Director at roi.com.au
If Adwords is well segmented, integrated with website conversion etc.. the success rate and ROI is very high.. only exceptions is industries where cost per click is too high compared to the net margin a client is making from sales
The popular thinking 5 years ago, was that 80% of people clicked on organic listings.. however, with the growth of mobile, site links, product listing ads means the % of google paid traffic has grown exponentially the past 2-3 years...
Every website trying to grow sales should be investing on both SEO and Adwords... the % and $ allocation varies from business to business.
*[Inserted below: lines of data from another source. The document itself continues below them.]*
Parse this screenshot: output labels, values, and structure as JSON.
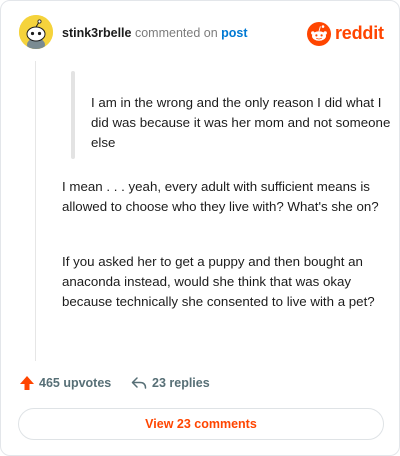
{
  "header": {
    "username": "stink3rbelle",
    "verb": "commented on",
    "post_link": "post",
    "logo_text": "reddit"
  },
  "comment": {
    "quote": "I am in the wrong and the only reason I did what I did was because it was her mom and not someone else",
    "paragraphs": [
      "I mean . . . yeah, every adult with sufficient means is allowed to choose who they live with? What's she on?",
      "If you asked her to get a puppy and then bought an anaconda instead, would she think that was okay because technically she consented to live with a pet?"
    ]
  },
  "footer": {
    "upvotes": "465 upvotes",
    "replies": "23 replies",
    "view_button": "View 23 comments"
  },
  "colors": {
    "accent": "#ff4500",
    "link": "#0079d3",
    "muted": "#576f76"
  },
  "icons": [
    "snoo-avatar-icon",
    "reddit-logo-icon",
    "upvote-arrow-icon",
    "reply-arrow-icon"
  ]
}
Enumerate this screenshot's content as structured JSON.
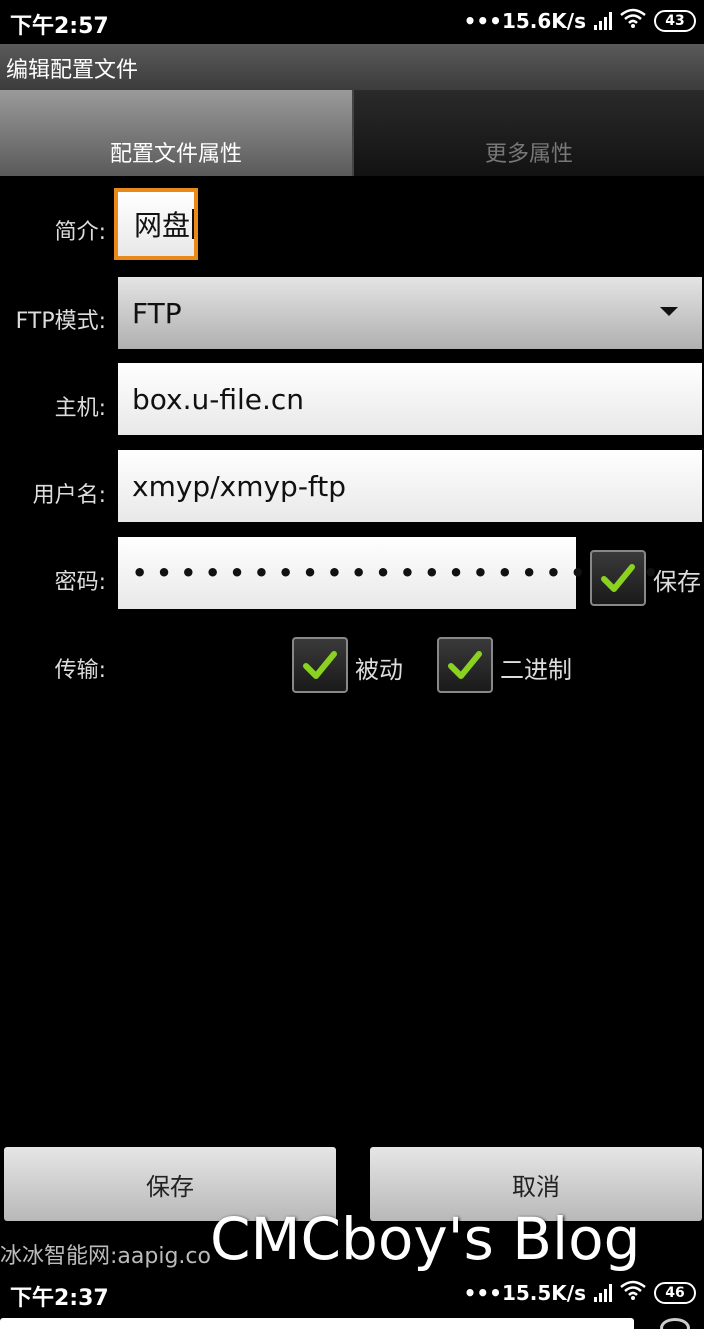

My 2 cents
Jon Manning ,
Managing Director at PricingProphets.com
Hasn't worked for me, zero ROI, for a variety of reasons (eg, Google struggles with the difference between a noun and a verb, not good for revolutionary products or services, so-called "online marketing guru's/charlatans" think a lower cost-per-click rate is better ROI than making a sale).
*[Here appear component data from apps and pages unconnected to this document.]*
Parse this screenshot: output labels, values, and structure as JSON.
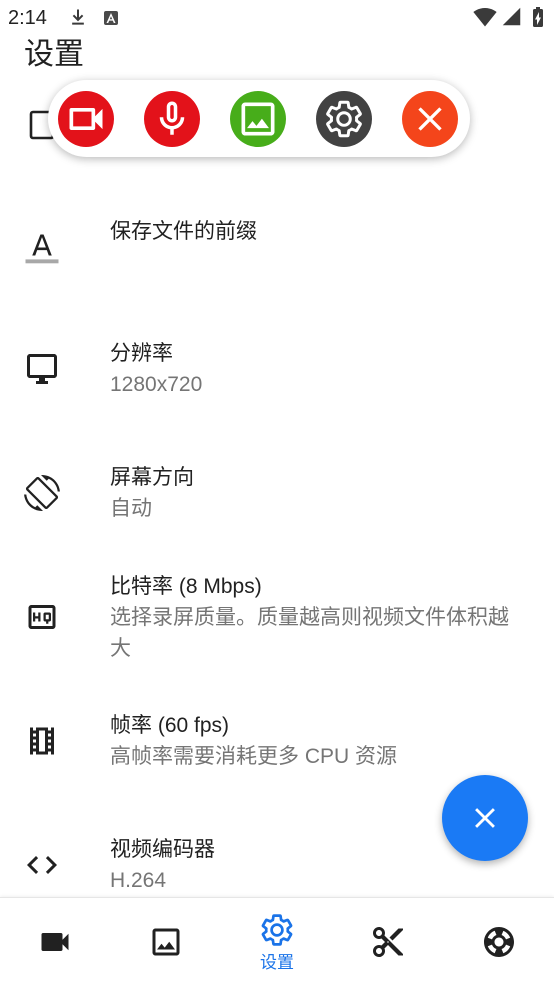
{
  "status_bar": {
    "time": "2:14",
    "left_icons": [
      "download-icon",
      "a-badge-icon"
    ],
    "right_icons": [
      "wifi-icon",
      "signal-icon",
      "battery-charging-icon"
    ]
  },
  "header": {
    "title": "设置"
  },
  "hidden_item": {
    "icon": "device-icon"
  },
  "floating_toolbar": {
    "buttons": [
      {
        "icon": "videocam-icon",
        "color": "#e3121a"
      },
      {
        "icon": "mic-icon",
        "color": "#e3121a"
      },
      {
        "icon": "image-icon",
        "color": "#47ad1a"
      },
      {
        "icon": "gear-icon",
        "color": "#424242"
      },
      {
        "icon": "close-icon",
        "color": "#f4451b"
      }
    ]
  },
  "settings": {
    "items": [
      {
        "icon": "text-format-icon",
        "title": "保存文件的前缀"
      },
      {
        "icon": "monitor-icon",
        "title": "分辨率",
        "summary": "1280x720"
      },
      {
        "icon": "screen-rotation-icon",
        "title": "屏幕方向",
        "summary": "自动"
      },
      {
        "icon": "hq-icon",
        "title": "比特率 (8 Mbps)",
        "summary": "选择录屏质量。质量越高则视频文件体积越大"
      },
      {
        "icon": "film-icon",
        "title": "帧率 (60 fps)",
        "summary": "高帧率需要消耗更多 CPU 资源"
      },
      {
        "icon": "code-icon",
        "title": "视频编码器",
        "summary": "H.264"
      }
    ]
  },
  "fab": {
    "icon": "close-icon",
    "color": "#1a7af5"
  },
  "bottom_nav": {
    "active_color": "#1a73e8",
    "items": [
      {
        "icon": "videocam-icon"
      },
      {
        "icon": "image-icon"
      },
      {
        "icon": "gear-icon",
        "label": "设置",
        "active": true
      },
      {
        "icon": "scissors-icon"
      },
      {
        "icon": "lifebuoy-icon"
      }
    ]
  }
}
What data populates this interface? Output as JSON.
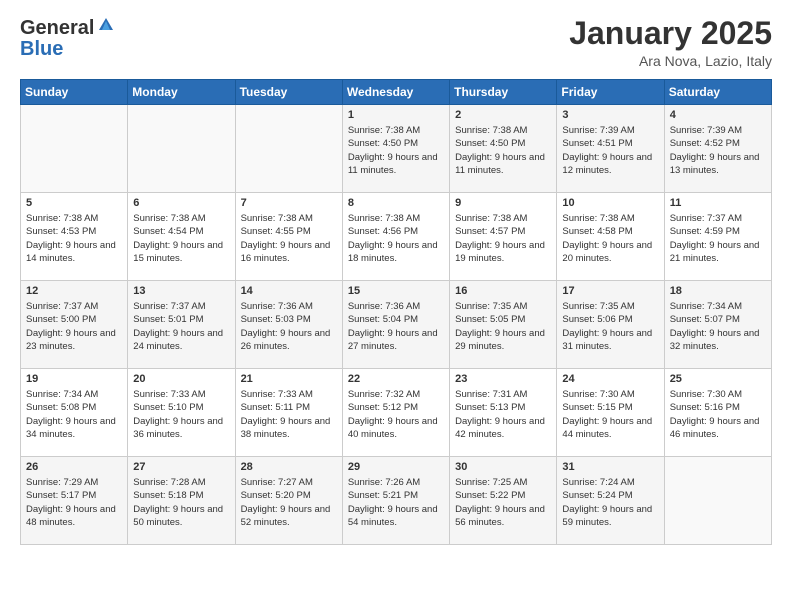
{
  "logo": {
    "general": "General",
    "blue": "Blue"
  },
  "header": {
    "month": "January 2025",
    "location": "Ara Nova, Lazio, Italy"
  },
  "weekdays": [
    "Sunday",
    "Monday",
    "Tuesday",
    "Wednesday",
    "Thursday",
    "Friday",
    "Saturday"
  ],
  "weeks": [
    [
      {
        "day": "",
        "sunrise": "",
        "sunset": "",
        "daylight": ""
      },
      {
        "day": "",
        "sunrise": "",
        "sunset": "",
        "daylight": ""
      },
      {
        "day": "",
        "sunrise": "",
        "sunset": "",
        "daylight": ""
      },
      {
        "day": "1",
        "sunrise": "Sunrise: 7:38 AM",
        "sunset": "Sunset: 4:50 PM",
        "daylight": "Daylight: 9 hours and 11 minutes."
      },
      {
        "day": "2",
        "sunrise": "Sunrise: 7:38 AM",
        "sunset": "Sunset: 4:50 PM",
        "daylight": "Daylight: 9 hours and 11 minutes."
      },
      {
        "day": "3",
        "sunrise": "Sunrise: 7:39 AM",
        "sunset": "Sunset: 4:51 PM",
        "daylight": "Daylight: 9 hours and 12 minutes."
      },
      {
        "day": "4",
        "sunrise": "Sunrise: 7:39 AM",
        "sunset": "Sunset: 4:52 PM",
        "daylight": "Daylight: 9 hours and 13 minutes."
      }
    ],
    [
      {
        "day": "5",
        "sunrise": "Sunrise: 7:38 AM",
        "sunset": "Sunset: 4:53 PM",
        "daylight": "Daylight: 9 hours and 14 minutes."
      },
      {
        "day": "6",
        "sunrise": "Sunrise: 7:38 AM",
        "sunset": "Sunset: 4:54 PM",
        "daylight": "Daylight: 9 hours and 15 minutes."
      },
      {
        "day": "7",
        "sunrise": "Sunrise: 7:38 AM",
        "sunset": "Sunset: 4:55 PM",
        "daylight": "Daylight: 9 hours and 16 minutes."
      },
      {
        "day": "8",
        "sunrise": "Sunrise: 7:38 AM",
        "sunset": "Sunset: 4:56 PM",
        "daylight": "Daylight: 9 hours and 18 minutes."
      },
      {
        "day": "9",
        "sunrise": "Sunrise: 7:38 AM",
        "sunset": "Sunset: 4:57 PM",
        "daylight": "Daylight: 9 hours and 19 minutes."
      },
      {
        "day": "10",
        "sunrise": "Sunrise: 7:38 AM",
        "sunset": "Sunset: 4:58 PM",
        "daylight": "Daylight: 9 hours and 20 minutes."
      },
      {
        "day": "11",
        "sunrise": "Sunrise: 7:37 AM",
        "sunset": "Sunset: 4:59 PM",
        "daylight": "Daylight: 9 hours and 21 minutes."
      }
    ],
    [
      {
        "day": "12",
        "sunrise": "Sunrise: 7:37 AM",
        "sunset": "Sunset: 5:00 PM",
        "daylight": "Daylight: 9 hours and 23 minutes."
      },
      {
        "day": "13",
        "sunrise": "Sunrise: 7:37 AM",
        "sunset": "Sunset: 5:01 PM",
        "daylight": "Daylight: 9 hours and 24 minutes."
      },
      {
        "day": "14",
        "sunrise": "Sunrise: 7:36 AM",
        "sunset": "Sunset: 5:03 PM",
        "daylight": "Daylight: 9 hours and 26 minutes."
      },
      {
        "day": "15",
        "sunrise": "Sunrise: 7:36 AM",
        "sunset": "Sunset: 5:04 PM",
        "daylight": "Daylight: 9 hours and 27 minutes."
      },
      {
        "day": "16",
        "sunrise": "Sunrise: 7:35 AM",
        "sunset": "Sunset: 5:05 PM",
        "daylight": "Daylight: 9 hours and 29 minutes."
      },
      {
        "day": "17",
        "sunrise": "Sunrise: 7:35 AM",
        "sunset": "Sunset: 5:06 PM",
        "daylight": "Daylight: 9 hours and 31 minutes."
      },
      {
        "day": "18",
        "sunrise": "Sunrise: 7:34 AM",
        "sunset": "Sunset: 5:07 PM",
        "daylight": "Daylight: 9 hours and 32 minutes."
      }
    ],
    [
      {
        "day": "19",
        "sunrise": "Sunrise: 7:34 AM",
        "sunset": "Sunset: 5:08 PM",
        "daylight": "Daylight: 9 hours and 34 minutes."
      },
      {
        "day": "20",
        "sunrise": "Sunrise: 7:33 AM",
        "sunset": "Sunset: 5:10 PM",
        "daylight": "Daylight: 9 hours and 36 minutes."
      },
      {
        "day": "21",
        "sunrise": "Sunrise: 7:33 AM",
        "sunset": "Sunset: 5:11 PM",
        "daylight": "Daylight: 9 hours and 38 minutes."
      },
      {
        "day": "22",
        "sunrise": "Sunrise: 7:32 AM",
        "sunset": "Sunset: 5:12 PM",
        "daylight": "Daylight: 9 hours and 40 minutes."
      },
      {
        "day": "23",
        "sunrise": "Sunrise: 7:31 AM",
        "sunset": "Sunset: 5:13 PM",
        "daylight": "Daylight: 9 hours and 42 minutes."
      },
      {
        "day": "24",
        "sunrise": "Sunrise: 7:30 AM",
        "sunset": "Sunset: 5:15 PM",
        "daylight": "Daylight: 9 hours and 44 minutes."
      },
      {
        "day": "25",
        "sunrise": "Sunrise: 7:30 AM",
        "sunset": "Sunset: 5:16 PM",
        "daylight": "Daylight: 9 hours and 46 minutes."
      }
    ],
    [
      {
        "day": "26",
        "sunrise": "Sunrise: 7:29 AM",
        "sunset": "Sunset: 5:17 PM",
        "daylight": "Daylight: 9 hours and 48 minutes."
      },
      {
        "day": "27",
        "sunrise": "Sunrise: 7:28 AM",
        "sunset": "Sunset: 5:18 PM",
        "daylight": "Daylight: 9 hours and 50 minutes."
      },
      {
        "day": "28",
        "sunrise": "Sunrise: 7:27 AM",
        "sunset": "Sunset: 5:20 PM",
        "daylight": "Daylight: 9 hours and 52 minutes."
      },
      {
        "day": "29",
        "sunrise": "Sunrise: 7:26 AM",
        "sunset": "Sunset: 5:21 PM",
        "daylight": "Daylight: 9 hours and 54 minutes."
      },
      {
        "day": "30",
        "sunrise": "Sunrise: 7:25 AM",
        "sunset": "Sunset: 5:22 PM",
        "daylight": "Daylight: 9 hours and 56 minutes."
      },
      {
        "day": "31",
        "sunrise": "Sunrise: 7:24 AM",
        "sunset": "Sunset: 5:24 PM",
        "daylight": "Daylight: 9 hours and 59 minutes."
      },
      {
        "day": "",
        "sunrise": "",
        "sunset": "",
        "daylight": ""
      }
    ]
  ]
}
Didn't work for me. What happened was:
'Column fodder' - Companies wanting quotes but already decided on their chosen supplier and often quite unethical
Cost driven - never a happy place to play in
No issue with the service provider - worked hard and professional but they all confuse ranking in Google with sales. For some businesses this is the case but not for mine - corporate video production.
A business needs to assess its fundamentals. I always have a personal relationship with my buyers and this means impersonal IT searches are not the best way to start that relationship. For other businesses eg Winnings with white goods the Google ranking is critical to their competitive position.
The internet is not the answer to all questions.
Jayson Rodda ,
Head of Digital Marketing at Find Your Ideal Customers
Based on my experience across some 500-1000 adwords accounts in many industries, I would suggest that at least 75% of the adwords accounts I've seen (either self managed or with other adwords agencies) don't make money. Most common reasons would include: Not having basic tracking in place, Business owners that say - I just need to be in the top of Google, Delegating the task to the office junior to look after the adwords account Poor quality online marketing companies - that lack expertise to fully understand & service your business What sort of returns would an advertiser expect to get if they recorded video via an iphone and put together a TV commercial in their spare time, then posted it in prime time TV advertising slots. They would be disappointed no doubt, as well. Google adwords is the only method on Google, that provides advertisers the ability to target exact search terms, with specific ad copy and direct users to nominated pages. Even better, you decide what you are willing to pay to be on the front page of google in 1 minute. Those that understand it should make money in majority of industries. Particularly if you are not paying a management fee, that does change the landscape sometimes with smaller advertisers & in some niche markets. Areas to avoid for Google adwords: ecommerce - low margin products, poor quality adwords management companies & high CPC markets with low margins. To answer your second question: It does not matter if buyers click on adwords or organic. It matters that you can effectively measure that all of your marketing activities are delivering positive ROI. Whilst I've seen instances when ranking #1 in organic and #1 in adwords you can gain as much as 60% of the market. This would (for sure) attract most buyers. CTR's would suggest that top organic rankings still outperform top adwords rankings. But given all the panda & penguin updates, businesses have lack of certainty have with shrinking organic rankings (above the fold). This will continue as the days that SEO dominated google search volume will become a distant memory. Google will continues to push towards a paid model, to keep their share holders happy. If an adwords account is complimented with web experience designed to maximise prospect engagement you should be attracting potential buyers profitably. This ideally should be well above organic traffic conversion rates.